To do — Using "icon" as the search string, find the matching lines below and copy them.

Dataset —

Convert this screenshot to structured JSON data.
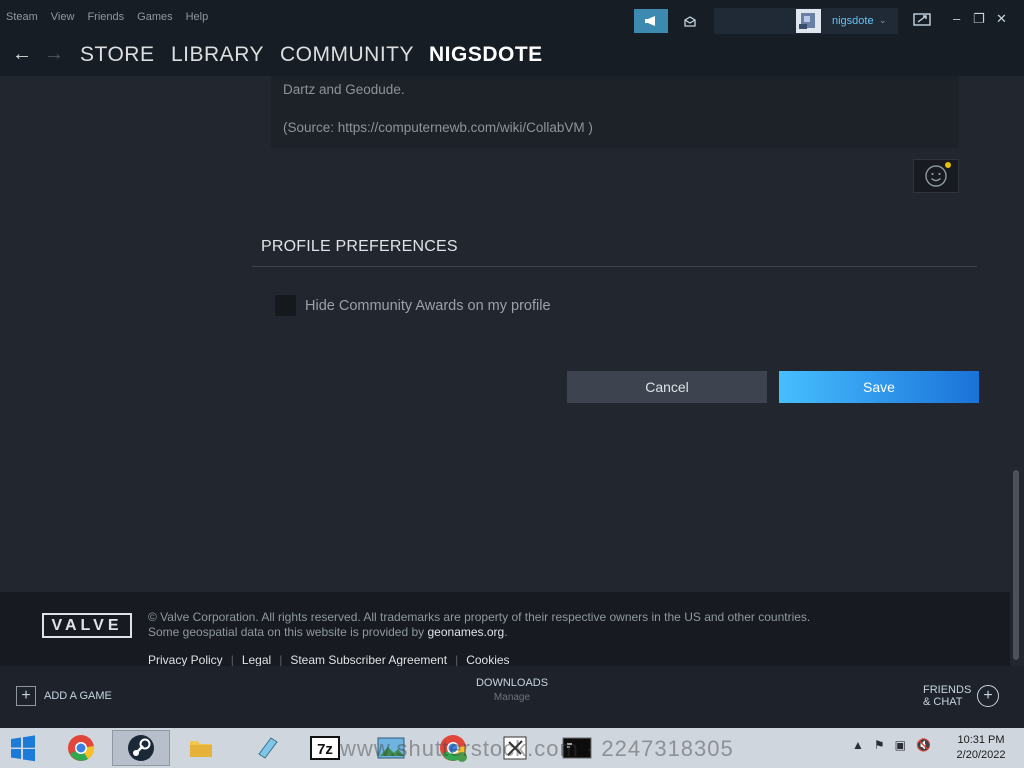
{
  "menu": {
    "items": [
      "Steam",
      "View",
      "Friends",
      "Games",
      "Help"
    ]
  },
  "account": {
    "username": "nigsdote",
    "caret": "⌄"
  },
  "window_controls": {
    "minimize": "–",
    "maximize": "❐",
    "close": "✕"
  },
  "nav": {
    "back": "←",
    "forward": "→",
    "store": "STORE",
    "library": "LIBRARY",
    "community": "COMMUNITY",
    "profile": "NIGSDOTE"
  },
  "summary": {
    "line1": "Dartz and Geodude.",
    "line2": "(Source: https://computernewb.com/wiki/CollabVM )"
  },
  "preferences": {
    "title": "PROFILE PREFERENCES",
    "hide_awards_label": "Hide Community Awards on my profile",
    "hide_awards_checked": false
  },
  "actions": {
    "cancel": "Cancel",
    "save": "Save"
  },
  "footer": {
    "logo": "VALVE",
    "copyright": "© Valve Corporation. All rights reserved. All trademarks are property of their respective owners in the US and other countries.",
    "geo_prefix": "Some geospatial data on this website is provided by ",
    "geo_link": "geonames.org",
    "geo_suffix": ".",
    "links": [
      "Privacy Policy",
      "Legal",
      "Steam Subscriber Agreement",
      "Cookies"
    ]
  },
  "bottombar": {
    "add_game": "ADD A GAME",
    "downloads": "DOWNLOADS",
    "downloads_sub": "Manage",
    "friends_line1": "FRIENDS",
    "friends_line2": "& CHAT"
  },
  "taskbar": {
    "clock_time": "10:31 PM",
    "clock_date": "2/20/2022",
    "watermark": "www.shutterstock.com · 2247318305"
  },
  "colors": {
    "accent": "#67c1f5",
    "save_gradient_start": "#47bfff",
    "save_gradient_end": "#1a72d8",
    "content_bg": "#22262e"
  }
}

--

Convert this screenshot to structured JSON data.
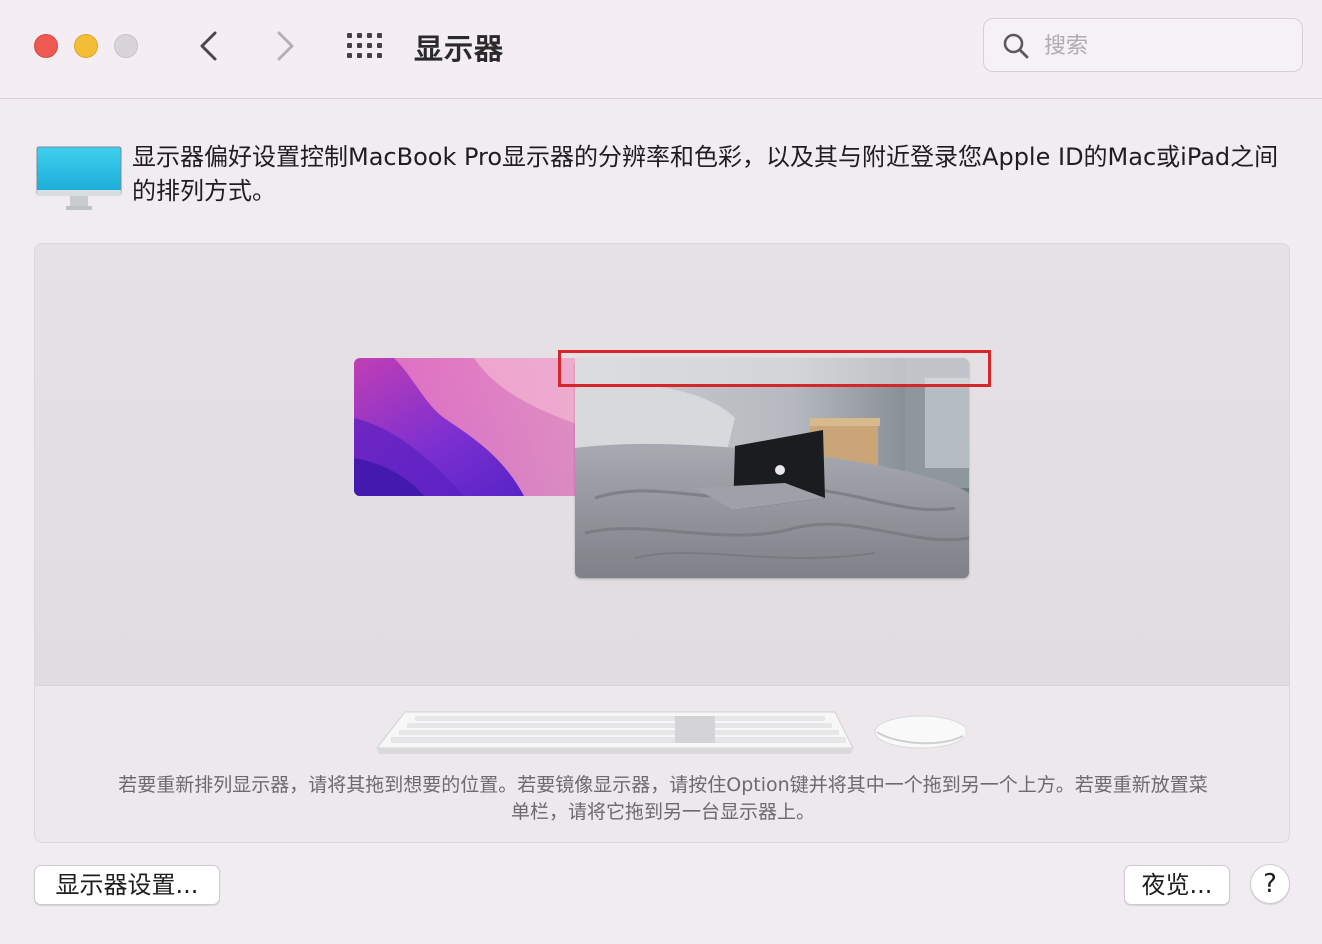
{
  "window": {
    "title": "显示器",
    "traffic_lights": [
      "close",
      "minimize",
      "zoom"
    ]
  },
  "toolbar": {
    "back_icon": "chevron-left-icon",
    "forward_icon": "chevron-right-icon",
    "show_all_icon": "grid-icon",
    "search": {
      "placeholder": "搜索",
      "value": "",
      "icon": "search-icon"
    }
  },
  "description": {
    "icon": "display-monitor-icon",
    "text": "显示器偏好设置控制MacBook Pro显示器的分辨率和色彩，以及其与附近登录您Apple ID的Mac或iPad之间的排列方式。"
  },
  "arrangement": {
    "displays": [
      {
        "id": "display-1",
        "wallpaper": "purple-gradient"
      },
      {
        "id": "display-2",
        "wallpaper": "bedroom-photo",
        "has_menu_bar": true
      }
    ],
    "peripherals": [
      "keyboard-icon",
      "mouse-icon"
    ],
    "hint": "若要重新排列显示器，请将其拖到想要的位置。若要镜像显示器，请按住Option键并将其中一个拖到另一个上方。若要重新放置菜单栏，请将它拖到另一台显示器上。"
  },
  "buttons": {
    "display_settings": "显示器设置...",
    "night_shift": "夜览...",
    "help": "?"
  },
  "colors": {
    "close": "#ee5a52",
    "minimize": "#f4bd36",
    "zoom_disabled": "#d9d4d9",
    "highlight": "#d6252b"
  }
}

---

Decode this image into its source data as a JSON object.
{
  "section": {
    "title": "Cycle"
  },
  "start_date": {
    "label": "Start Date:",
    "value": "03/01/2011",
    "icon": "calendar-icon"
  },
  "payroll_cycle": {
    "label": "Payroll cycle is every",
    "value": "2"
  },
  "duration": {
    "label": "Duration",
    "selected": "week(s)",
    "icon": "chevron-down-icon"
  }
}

Solution below —
    "back_icon": "chevron-left-icon",
    "forward_icon": "chevron-right-icon",
    "show_all_icon": "grid-icon",
      "icon": "search-icon"
    "icon": "display-monitor-icon",
      "keyboard-icon",
      "mouse-icon"
    "icon": "calendar-icon"
    "icon": "chevron-down-icon"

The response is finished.